Given records »
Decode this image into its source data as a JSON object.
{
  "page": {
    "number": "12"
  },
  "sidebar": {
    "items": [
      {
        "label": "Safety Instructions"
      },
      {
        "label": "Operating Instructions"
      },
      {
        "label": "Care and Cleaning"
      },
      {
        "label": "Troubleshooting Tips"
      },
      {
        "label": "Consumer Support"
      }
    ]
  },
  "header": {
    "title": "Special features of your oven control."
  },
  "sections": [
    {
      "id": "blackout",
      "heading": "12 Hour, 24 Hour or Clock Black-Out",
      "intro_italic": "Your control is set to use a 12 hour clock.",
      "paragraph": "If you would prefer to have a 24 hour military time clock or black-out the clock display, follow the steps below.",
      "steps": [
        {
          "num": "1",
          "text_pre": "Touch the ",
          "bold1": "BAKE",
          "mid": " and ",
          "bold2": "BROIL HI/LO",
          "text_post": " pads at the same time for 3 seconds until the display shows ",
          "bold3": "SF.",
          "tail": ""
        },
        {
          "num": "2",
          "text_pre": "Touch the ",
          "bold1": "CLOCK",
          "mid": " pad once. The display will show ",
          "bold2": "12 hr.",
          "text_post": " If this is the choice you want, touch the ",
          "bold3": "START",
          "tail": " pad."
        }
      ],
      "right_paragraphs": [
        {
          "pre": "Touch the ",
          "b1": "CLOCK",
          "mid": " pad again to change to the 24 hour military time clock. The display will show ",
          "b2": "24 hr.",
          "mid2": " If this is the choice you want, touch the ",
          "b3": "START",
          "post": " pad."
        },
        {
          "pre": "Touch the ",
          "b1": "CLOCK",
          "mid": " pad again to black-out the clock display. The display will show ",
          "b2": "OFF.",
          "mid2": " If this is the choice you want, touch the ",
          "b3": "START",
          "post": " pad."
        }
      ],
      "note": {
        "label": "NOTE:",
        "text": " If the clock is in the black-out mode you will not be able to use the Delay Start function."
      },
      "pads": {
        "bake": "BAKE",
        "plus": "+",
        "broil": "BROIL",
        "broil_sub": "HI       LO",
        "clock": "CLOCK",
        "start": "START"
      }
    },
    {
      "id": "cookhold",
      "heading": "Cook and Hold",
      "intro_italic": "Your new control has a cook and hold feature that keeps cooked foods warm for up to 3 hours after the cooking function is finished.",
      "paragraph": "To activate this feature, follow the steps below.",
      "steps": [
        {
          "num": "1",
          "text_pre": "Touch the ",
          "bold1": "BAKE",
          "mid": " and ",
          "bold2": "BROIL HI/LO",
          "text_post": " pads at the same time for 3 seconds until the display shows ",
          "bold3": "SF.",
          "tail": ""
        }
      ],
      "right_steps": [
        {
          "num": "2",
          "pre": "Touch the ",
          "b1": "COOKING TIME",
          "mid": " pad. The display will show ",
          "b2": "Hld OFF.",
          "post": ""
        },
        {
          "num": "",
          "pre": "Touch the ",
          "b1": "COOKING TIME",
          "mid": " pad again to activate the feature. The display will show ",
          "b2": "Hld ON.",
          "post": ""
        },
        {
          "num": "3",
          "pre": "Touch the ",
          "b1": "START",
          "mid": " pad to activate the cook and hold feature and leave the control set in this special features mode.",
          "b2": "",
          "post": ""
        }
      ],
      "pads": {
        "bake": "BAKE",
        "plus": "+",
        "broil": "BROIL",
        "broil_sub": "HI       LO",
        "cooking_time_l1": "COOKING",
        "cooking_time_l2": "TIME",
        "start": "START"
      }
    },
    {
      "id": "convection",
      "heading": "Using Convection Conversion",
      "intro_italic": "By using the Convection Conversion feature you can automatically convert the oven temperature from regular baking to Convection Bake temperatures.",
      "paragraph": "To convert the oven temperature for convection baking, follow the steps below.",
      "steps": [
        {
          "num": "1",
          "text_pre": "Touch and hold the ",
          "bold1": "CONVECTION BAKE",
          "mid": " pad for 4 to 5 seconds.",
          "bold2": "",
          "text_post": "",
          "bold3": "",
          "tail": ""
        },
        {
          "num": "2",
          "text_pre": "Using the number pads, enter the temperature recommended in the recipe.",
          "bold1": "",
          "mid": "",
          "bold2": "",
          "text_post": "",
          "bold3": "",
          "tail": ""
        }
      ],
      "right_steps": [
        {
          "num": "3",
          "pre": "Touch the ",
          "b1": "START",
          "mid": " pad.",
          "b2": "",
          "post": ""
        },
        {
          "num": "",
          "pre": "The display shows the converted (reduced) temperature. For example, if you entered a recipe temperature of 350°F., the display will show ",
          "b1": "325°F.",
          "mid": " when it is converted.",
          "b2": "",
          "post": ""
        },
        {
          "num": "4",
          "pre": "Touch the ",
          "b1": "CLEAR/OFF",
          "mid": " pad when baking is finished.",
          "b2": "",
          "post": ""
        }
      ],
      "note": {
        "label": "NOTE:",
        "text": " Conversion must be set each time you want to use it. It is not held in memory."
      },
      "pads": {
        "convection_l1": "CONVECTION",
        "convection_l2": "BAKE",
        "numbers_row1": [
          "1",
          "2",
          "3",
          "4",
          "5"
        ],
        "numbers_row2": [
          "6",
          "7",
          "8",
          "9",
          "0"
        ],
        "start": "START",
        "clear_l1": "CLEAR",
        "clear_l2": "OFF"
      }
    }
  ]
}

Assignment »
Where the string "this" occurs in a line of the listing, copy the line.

Output below »
Decode this image into its source data as a JSON object.
          "text_post": " If this is the choice you want, touch the ",
          "mid2": " If this is the choice you want, touch the ",
          "mid2": " If this is the choice you want, touch the ",
      "paragraph": "To activate this feature, follow the steps below.",
          "mid": " pad to activate the cook and hold feature and leave the control set in this special features mode.",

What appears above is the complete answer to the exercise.